Albert’s concern is widely shared by readers who regularly ask the same question, but the answer is not at all plain or simple.
The 2015 Consumer Rights Act spells out people’s rights if goods are found to be faulty after they’ve bought them, but doesn’t specify how long they should last.
We first told Albert that when anything he buys goes wrong, it is always the shop or store that is responsible for putting things right, not the manufacturer. His issue was all down to SCS to sort out, despite the fact the 12-month guarantee had expired.
Just to add to potential confusion, there is a series of legal hoops to jump through, depending on precisely when goods don’t come up to scratch after purchase. If anything goes wrong within the first 30 days, then the buyer is home and dry with an automatic entitlement to a full refund or a replacement.
After six months the rules get far more complicated and it’s all down to the buyer to prove the goods are faulty and haven’t been misused. That’s probably why La-Z-Boy believed it was entitled to impose the £60 charge.
As for how long anything you buy should last, the law simply says goods should be durable. It’ll all boil down to the price, quality, reasonable expectation and usage.
That’s the law’s way of saying it’s anyone’s guess, but in the final analysis it’ll be down to a court to decide, taking into account all the relevant circumstances.
In Albert’s particular case, we were a little concerned that SCS may have given him the impression that the manufacturer’s £60 non-refundable charge was a barrier to exercising his right to complain about his faulty chair and get it fixed.
A significant number of complaints from readers to Streetwise about SCS have concerned the quality of American La-Z-Boy products.
They wanted to know why they had to pay a non-refundable fee to the firm for defects which should not have occurred in the first place.
After we got on to SCS and put Albert’s side of the story, the mood music changed. The company was anxious to allay his frustration about the charge and gave an assurance that, provided there was no evidence of misuse, it would be refunded and his recliner repaired.
There was no question of imposing a penalty for complaining about faulty products.
A spokesperson said: ‘As a business we pride ourselves on offering five-star rated customer service and we are committed to assisting our customers at every point of their journey with us, whether before, during or after making a purchase.
‘Therefore, in an effort to assist the customer, we can confirm that the charge would be payable to the supplier, on the strict understanding that should, after inspection and report, there deem to be any manufacturing faults with the goods, then the charge would be reimbursed and full rectification carried out.’
Having obtained the assurance, a grateful Albert agreed with La-Z-Boy to send a technician to inspect and fix his chair.

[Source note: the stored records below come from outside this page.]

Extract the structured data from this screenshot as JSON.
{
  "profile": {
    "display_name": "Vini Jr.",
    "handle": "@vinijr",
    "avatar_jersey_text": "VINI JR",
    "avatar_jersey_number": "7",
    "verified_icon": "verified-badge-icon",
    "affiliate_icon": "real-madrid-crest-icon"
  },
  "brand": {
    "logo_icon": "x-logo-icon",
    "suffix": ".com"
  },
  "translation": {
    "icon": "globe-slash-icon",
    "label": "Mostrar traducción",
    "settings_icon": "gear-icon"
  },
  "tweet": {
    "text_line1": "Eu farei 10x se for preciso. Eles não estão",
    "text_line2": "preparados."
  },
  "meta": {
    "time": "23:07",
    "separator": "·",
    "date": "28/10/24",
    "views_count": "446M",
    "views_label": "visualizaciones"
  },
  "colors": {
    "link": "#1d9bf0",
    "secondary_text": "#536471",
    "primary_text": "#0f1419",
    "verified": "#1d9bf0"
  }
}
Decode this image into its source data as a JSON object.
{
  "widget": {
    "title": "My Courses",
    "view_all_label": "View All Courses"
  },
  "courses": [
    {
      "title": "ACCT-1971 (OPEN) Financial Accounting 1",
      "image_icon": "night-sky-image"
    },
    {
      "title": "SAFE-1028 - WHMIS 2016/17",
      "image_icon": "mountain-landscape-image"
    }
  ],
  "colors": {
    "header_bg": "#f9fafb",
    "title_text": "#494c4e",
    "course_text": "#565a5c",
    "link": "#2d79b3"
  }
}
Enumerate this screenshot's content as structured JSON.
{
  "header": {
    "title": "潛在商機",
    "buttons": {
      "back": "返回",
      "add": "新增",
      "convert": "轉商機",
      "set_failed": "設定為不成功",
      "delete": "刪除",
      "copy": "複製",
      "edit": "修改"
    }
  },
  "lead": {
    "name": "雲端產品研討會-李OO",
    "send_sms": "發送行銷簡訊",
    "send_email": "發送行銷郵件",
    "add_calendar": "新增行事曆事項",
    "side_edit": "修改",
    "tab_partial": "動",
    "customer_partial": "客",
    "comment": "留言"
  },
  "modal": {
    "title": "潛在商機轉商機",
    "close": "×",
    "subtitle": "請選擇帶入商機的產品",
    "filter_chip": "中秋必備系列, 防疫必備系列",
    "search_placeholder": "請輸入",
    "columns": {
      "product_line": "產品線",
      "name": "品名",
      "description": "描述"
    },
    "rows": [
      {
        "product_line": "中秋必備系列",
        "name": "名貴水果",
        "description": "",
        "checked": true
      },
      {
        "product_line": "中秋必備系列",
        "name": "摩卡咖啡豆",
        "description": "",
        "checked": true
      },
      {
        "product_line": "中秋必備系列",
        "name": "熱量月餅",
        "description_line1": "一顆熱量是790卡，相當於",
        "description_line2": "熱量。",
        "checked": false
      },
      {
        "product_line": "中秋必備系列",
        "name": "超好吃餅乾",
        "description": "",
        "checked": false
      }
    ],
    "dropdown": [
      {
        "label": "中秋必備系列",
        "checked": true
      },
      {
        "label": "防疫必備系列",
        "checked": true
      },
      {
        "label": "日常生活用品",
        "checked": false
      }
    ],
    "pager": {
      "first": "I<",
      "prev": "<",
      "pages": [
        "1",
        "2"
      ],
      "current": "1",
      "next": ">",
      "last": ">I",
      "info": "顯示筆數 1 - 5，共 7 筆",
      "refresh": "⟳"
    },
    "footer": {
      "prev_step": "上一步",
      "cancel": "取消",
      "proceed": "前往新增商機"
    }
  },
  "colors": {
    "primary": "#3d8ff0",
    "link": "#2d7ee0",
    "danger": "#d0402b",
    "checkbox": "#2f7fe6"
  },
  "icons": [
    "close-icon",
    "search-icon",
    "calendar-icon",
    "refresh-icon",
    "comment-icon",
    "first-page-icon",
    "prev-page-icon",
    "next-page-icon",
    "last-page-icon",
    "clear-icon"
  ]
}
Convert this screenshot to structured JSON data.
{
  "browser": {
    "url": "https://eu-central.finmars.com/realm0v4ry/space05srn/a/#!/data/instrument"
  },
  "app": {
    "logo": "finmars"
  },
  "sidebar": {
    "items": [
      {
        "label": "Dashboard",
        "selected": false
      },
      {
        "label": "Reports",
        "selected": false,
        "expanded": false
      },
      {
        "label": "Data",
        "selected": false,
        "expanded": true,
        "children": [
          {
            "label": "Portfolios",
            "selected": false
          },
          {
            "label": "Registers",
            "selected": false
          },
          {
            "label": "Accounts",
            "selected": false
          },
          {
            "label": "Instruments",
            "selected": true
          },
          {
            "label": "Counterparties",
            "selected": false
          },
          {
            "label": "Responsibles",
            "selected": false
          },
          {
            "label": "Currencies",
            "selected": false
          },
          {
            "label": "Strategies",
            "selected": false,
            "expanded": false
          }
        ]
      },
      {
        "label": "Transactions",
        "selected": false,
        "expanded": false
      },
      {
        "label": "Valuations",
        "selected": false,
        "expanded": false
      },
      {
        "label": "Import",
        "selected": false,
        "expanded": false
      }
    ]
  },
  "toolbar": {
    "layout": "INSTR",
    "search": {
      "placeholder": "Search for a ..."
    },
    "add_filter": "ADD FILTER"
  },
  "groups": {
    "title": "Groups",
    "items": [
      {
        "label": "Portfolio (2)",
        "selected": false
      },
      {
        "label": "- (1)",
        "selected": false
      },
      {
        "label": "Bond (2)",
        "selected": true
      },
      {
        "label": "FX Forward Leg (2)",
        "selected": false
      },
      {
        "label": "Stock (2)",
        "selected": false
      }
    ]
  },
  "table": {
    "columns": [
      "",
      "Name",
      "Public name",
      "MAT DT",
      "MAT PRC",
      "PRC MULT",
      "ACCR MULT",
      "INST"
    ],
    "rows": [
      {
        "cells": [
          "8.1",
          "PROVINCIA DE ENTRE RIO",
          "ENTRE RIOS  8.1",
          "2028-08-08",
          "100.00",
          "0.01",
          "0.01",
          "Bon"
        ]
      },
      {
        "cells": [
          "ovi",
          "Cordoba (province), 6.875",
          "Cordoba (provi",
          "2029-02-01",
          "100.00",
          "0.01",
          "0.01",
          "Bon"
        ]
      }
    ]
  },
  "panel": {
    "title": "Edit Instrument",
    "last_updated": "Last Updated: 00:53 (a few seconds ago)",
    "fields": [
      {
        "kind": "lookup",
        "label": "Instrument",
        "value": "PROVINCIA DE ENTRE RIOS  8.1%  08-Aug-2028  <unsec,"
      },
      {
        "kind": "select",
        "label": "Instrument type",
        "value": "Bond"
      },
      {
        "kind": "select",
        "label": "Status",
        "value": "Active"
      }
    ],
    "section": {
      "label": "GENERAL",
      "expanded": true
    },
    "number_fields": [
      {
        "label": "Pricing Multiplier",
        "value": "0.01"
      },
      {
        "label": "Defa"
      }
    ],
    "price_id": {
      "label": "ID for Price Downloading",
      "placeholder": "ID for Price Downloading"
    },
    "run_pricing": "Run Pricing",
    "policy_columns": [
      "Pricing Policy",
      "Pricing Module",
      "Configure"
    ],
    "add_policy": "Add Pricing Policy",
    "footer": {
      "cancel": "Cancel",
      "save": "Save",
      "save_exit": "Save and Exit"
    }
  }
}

He said: ‘I’m sure if you hadn’t got on to them and questioned it, they wouldn’t have done anything until I’d handed them £60. Thank you so much for all your efforts.’
on my behalf.’